Input:
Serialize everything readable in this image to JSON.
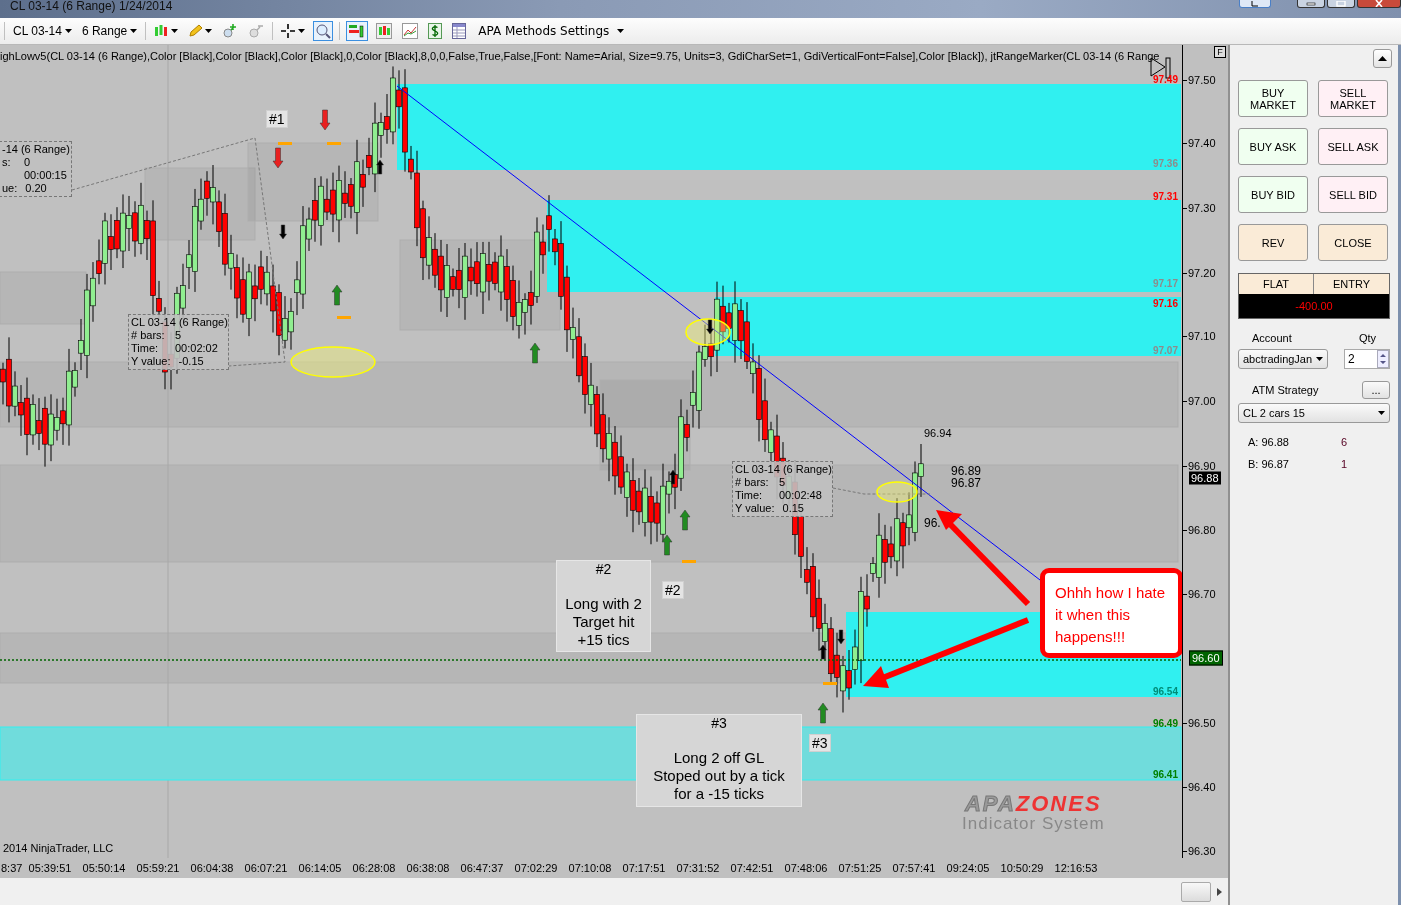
{
  "window": {
    "title": "CL 03-14 (6 Range)  1/24/2014"
  },
  "toolbar": {
    "instrument": "CL 03-14",
    "period": "6 Range",
    "menu": "APA Methods Settings"
  },
  "chart": {
    "indicator_text": "ighLowv5(CL 03-14 (6 Range),Color [Black],Color [Black],Color [Black],0,Color [Black],8,0,0,False,True,False,[Font: Name=Arial, Size=9.75, Units=3, GdiCharSet=1, GdiVerticalFont=False],Color [Black]), jtRangeMarker(CL 03-14 (6 Range",
    "panel_button": "F",
    "zone_labels": [
      {
        "text": "97.49",
        "color": "#ff0000"
      },
      {
        "text": "97.36",
        "color": "#8c8c8c"
      },
      {
        "text": "97.31",
        "color": "#ff0000"
      },
      {
        "text": "97.17",
        "color": "#8c8c8c"
      },
      {
        "text": "97.16",
        "color": "#ff0000"
      },
      {
        "text": "97.07",
        "color": "#8c8c8c"
      },
      {
        "text": "96.54",
        "color": "#008c78"
      },
      {
        "text": "96.49",
        "color": "#008000"
      },
      {
        "text": "96.41",
        "color": "#008000"
      }
    ],
    "trade_tags": [
      "#1",
      "#2",
      "#3"
    ],
    "notes": [
      {
        "tag": "#2",
        "text": "Long with 2\nTarget hit\n+15 tics"
      },
      {
        "tag": "#3",
        "text": "Long 2 off GL\nStoped out by a tick\nfor a -15 ticks"
      }
    ],
    "measurements": [
      {
        "title": "-14 (6 Range)",
        "rows": [
          {
            "label": "s:",
            "value": "0"
          },
          {
            "value": "00:00:15"
          },
          {
            "label": "ue:",
            "value": "0.20"
          }
        ]
      },
      {
        "title": "CL 03-14 (6 Range)",
        "rows": [
          {
            "label": "# bars:",
            "value": "5"
          },
          {
            "label": "Time:",
            "value": "00:02:02"
          },
          {
            "label": "Y value:",
            "value": "-0.15"
          }
        ]
      },
      {
        "title": "CL 03-14 (6 Range)",
        "rows": [
          {
            "label": "# bars:",
            "value": "5"
          },
          {
            "label": "Time:",
            "value": "00:02:48"
          },
          {
            "label": "Y value:",
            "value": "0.15"
          }
        ]
      }
    ],
    "price_labels": [
      "96.94",
      "96.89",
      "96.87",
      "96."
    ],
    "callout": "Ohhh how I hate\nit when this\nhappens!!!",
    "copyright": "2014 NinjaTrader, LLC",
    "logo": {
      "prefix": "APA",
      "name": "ZONES",
      "tagline": "Indicator System"
    }
  },
  "price_axis": {
    "ticks": [
      "97.50",
      "97.40",
      "97.30",
      "97.20",
      "97.10",
      "97.00",
      "96.90",
      "96.80",
      "96.70",
      "96.50",
      "96.40",
      "96.30"
    ],
    "markers": [
      {
        "text": "96.88",
        "kind": "last"
      },
      {
        "text": "96.60",
        "kind": "line"
      }
    ]
  },
  "time_axis": [
    "8:37",
    "05:39:51",
    "05:50:14",
    "05:59:21",
    "06:04:38",
    "06:07:21",
    "06:14:05",
    "06:28:08",
    "06:38:08",
    "06:47:37",
    "07:02:29",
    "07:10:08",
    "07:17:51",
    "07:31:52",
    "07:42:51",
    "07:48:06",
    "07:51:25",
    "07:57:41",
    "09:24:05",
    "10:50:29",
    "12:16:53"
  ],
  "order_panel": {
    "buttons": [
      {
        "label": "BUY\nMARKET",
        "kind": "buy"
      },
      {
        "label": "SELL\nMARKET",
        "kind": "sell"
      },
      {
        "label": "BUY ASK",
        "kind": "buy"
      },
      {
        "label": "SELL ASK",
        "kind": "sell"
      },
      {
        "label": "BUY BID",
        "kind": "buy"
      },
      {
        "label": "SELL BID",
        "kind": "sell"
      },
      {
        "label": "REV",
        "kind": "action"
      },
      {
        "label": "CLOSE",
        "kind": "action"
      }
    ],
    "position": {
      "status": "FLAT",
      "entry": "ENTRY",
      "pnl": "-400.00"
    },
    "account": {
      "label": "Account",
      "value": "abctradingJan"
    },
    "qty": {
      "label": "Qty",
      "value": "2"
    },
    "atm": {
      "label": "ATM Strategy",
      "button": "...",
      "value": "CL 2 cars 15"
    },
    "quotes": [
      {
        "label": "A: 96.88",
        "size": "6"
      },
      {
        "label": "B: 96.87",
        "size": "1"
      }
    ]
  }
}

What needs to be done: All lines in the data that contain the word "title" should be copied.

Expected answer:
    "title": "CL 03-14 (6 Range)  1/24/2014"
        "title": "-14 (6 Range)",
        "title": "CL 03-14 (6 Range)",
        "title": "CL 03-14 (6 Range)",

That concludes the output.